Thursday, August 7, 2008

Hulk #5 Review

Writer: Jeph Loeb
Penciller: Ed McGuinness

I haven't seen many comics raise quite the amount of ire as Jeph Loeb's current Hulk run. There are literally pictures of people burning it on one of the comic book forums, with many other comic fans cheering on the book burner. This is partly a spinoff of the of anger at Loeb's disastrous Ultimates 3 series. Loeb has taken two of Marvel's most successful titles, Ultimates and the Hulk, and has created arcs so goofy that it is unclear whether or not they are intended as satire. When critical success turns into goofy but dark camp, one can see how people might become very upset.

Stepping back from Ultimates 3 for a minute, how does Hulk #5 work as a comic book? That answer is: not very well. It is a great big fight between Hulk and Thor, full of "Kraka-Booming" lightning and a lot of threats to kill one another. It feels like it should be a silver age romp, and I have no problem with that at all. In fact, I love retro romps and goofy comics, especially when they are done well.

However, this book comes across as extremely mean. Since we don't understand this red Hulk's motivations at all, or even whether it is in fact Leonard Samson (the summary page at the beginning hints that it might not be), an extremely articulate Hulk that is systematically trying to kill people isn't fun. I believe this issue is trying to be funny when the Hulk beats up Thor, but is about as funny as a bully picking on another kid or someone ripping the wings off of a bug. Instead of being thrilled by the action, we are supposed to be thrilled by the violence and malevolence of the Red Hulk but they're not thrilling, only disturbing. The anger of the green Hulk is sometimes cathartic because it is a pure expression of rage by an irrational being; the red Hulk is simply to intelligent to be cathartic.

There are other problems with the book. A major one is the art. There are no backgrounds to this story. Thor and the Hulk fight on a bridge, and we only know that because the bridge is seen dimly every three pages or so. The art in the book feels incomplete and seems to be almost an attempt to create a series of pinups of Thor and the Red Hulk fighting. I almost want McGuinness to go back and finish up his artwork.

I don't have the same dislike of the idea of the red Hulk that many other comic book fans do. I am assuming that there is a reason why the red Hulk is so powerful that he can beat up Watchers and gods with very little effort. Once this is revealed, assuming it is done well, I have no problem with his level of power. One of the interesting things about the Hulk is that his power level is literally infinite, in the sense that there is no limit to his power so long as he is angry enough. That he was so angry during the World War Hulk story gave it much of its plausibility, and if the Red Hulk is somehow a side of Bruce Banner (which I'm hoping it is), then it might make sense.

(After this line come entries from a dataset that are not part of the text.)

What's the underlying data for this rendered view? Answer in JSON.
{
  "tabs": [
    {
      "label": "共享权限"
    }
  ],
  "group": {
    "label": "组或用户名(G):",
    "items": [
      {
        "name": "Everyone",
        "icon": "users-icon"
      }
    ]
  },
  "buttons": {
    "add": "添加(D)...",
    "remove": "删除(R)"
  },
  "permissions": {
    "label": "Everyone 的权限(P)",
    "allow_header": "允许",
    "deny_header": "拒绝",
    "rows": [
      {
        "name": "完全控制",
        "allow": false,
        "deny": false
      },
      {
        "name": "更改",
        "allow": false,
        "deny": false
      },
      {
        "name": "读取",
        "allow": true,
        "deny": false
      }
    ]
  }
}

However, Loeb has to get on with it. This book isn't really a mystery, since we haven't even been given enough clues to have any idea why this new Hulk is so powerful. What we have so far are five issues of fighting which are not fun and which need to be brought into focus very quickly, or this book will lose all interest. The book isn't funny as satire, engaging as a mystery or dramatic in effect. I'd call it a mess, but it's not complex enough to be a mess.

The scene between A-Bomb (ugh) and the green Hulk is actually bordering on offensive. Having two characters with the low intelligence of the green Hulk speak to each other in a way that is intended to be funny seems to have its humor rest on people finding conversations between two mentally disabled people funny. Some people find the Hulk's speech patterns intrinsically offensive, but I've always thought they sound more childlike than anything and as long as they aren't supposed to be funny, they are not done to mock the disabled. However, the A-Bomb-Hulk conversation is an example of how the Hulk's speech patterns can be used for tasteless and offensive humour at the expense of the disabled.

So far, Loeb's run on the Hulk is a disaster. I think it's supposed to be either satire or a silver-age adventure, but it's failing on both counts. It's too bad, because either a satirical Hulk or a silver-agey Hulk could provide an interesting story. This isn't as bad as the Ultimates 3, but that's pretty much the only positive thing to say about it.